There is no neat origin story to this phrase. Its first movie appearance is allegedly Pretty Woman, the 1990 romcom starring Richard Gere and Julia Roberts. It was certainly used before that, though, and was a staple of 1980s slang.
Meaning: someone who “wants to be” something else
The term “wannabe” can be used in many situations today. You can be a wannabe artist or a wannabe politician. It’s a word used to separate the authentic, talented people from the posers, and it can be deployed pretty rudely.
The word “wannabe” was first used in surfer slang, which makes sense. There were the cool surfers, and the people who wanted to be the cool surfers. It popped up in the late 1970s and the early 1980s. By 1984, it had morphed and was used to describe a particular kind of wannabe: a Madonna wannabe (or, cleverly, a Madonnabe). In the mid-1980s, Madonna was at the height of her fame, popularizing a particular style around the release of Like a Virgin. Many people copied the style, and became known as wannabes. It helped that her look was something anyone could copy with a trip to a thrift store. The phenomenon didn’t last long — Madonna changed her style in the late ’80s — but it set the stage for generations of wannabes who try to dress up like their favorite pop stars.
Meaning: a commercial slogan for Wendy’s
People like to think that they’re not affected by advertising, but every decade has its commercials that catch on in the cultural zeitgeist.

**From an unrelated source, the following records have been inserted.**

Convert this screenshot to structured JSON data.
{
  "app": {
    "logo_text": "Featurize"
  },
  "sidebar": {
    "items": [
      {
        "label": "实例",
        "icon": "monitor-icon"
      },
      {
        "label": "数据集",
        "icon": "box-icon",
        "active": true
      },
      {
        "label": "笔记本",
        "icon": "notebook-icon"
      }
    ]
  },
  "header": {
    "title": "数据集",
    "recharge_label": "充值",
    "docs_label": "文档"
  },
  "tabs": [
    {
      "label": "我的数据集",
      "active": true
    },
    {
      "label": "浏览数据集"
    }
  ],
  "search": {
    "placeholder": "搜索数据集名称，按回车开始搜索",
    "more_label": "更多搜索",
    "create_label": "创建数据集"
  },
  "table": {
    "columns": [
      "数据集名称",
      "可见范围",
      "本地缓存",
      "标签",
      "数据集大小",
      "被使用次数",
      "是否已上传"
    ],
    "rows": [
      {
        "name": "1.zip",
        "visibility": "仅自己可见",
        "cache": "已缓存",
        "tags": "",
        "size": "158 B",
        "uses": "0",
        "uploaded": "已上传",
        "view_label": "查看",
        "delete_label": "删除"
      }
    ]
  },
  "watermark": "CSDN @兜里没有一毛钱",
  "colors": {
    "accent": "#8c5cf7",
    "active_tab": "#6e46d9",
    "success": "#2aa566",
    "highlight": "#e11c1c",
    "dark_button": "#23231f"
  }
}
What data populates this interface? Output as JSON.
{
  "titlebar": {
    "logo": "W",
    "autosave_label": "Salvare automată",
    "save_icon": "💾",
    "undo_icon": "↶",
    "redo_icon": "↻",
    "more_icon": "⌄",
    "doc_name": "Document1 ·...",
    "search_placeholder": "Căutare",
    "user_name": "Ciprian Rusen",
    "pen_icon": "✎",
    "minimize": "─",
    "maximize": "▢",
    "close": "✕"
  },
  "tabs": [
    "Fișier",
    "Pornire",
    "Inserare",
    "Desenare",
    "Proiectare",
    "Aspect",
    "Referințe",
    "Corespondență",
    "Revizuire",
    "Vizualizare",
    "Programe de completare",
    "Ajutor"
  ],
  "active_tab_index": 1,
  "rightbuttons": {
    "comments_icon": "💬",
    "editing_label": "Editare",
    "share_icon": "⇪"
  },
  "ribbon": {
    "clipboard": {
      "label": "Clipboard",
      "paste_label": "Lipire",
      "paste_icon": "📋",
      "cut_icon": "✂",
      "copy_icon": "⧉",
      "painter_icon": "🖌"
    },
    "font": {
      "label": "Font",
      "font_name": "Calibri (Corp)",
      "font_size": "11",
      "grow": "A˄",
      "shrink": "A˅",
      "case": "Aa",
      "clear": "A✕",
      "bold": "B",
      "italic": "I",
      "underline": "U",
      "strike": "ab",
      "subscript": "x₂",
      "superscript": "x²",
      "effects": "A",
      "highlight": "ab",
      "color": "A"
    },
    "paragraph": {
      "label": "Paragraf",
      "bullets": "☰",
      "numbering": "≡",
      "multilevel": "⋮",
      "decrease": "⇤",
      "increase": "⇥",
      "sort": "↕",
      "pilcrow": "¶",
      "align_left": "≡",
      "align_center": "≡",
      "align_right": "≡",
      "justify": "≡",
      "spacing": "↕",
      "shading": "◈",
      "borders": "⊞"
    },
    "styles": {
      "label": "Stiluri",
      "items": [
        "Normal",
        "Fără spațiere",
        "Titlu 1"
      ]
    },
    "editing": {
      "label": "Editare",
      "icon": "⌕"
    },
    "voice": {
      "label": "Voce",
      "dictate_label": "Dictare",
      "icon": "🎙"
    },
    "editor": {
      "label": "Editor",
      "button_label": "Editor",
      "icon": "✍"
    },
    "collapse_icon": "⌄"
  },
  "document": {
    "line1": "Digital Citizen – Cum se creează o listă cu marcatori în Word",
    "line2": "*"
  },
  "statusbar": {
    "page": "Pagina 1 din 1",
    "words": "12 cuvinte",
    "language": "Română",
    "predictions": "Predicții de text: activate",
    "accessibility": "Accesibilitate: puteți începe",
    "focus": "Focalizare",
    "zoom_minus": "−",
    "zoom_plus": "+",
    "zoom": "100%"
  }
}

Before “Got milk?,” “Whassup” or “Just do it,” there was “Where’s the beef?” It comes from a 1984 commercial in which three old women are sitting around, eating burgers with massive buns but a tiny burger patty. Two of the women discuss how nice the buns are, setting up the punchline for the commercial, where the third woman starts exclaiming “Where’s the beef?”
This may have seemed like just another shot fired in the war over burger sizes, but the phrase caught on. People started using it in sports, basically meaning “Where are the muscular, big players?” People started using it to mean, “It seems like the key element of something is missing. Where is it?” And, as often happens with commercials, schoolchildren would just say it because they thought the ad was funny. It’s every marketer’s dream to come up with a phrase that is so popular it starts to become used in everyday speech, and “Where’s the beef?” can still get a laugh from someone who grew up in the 1980s.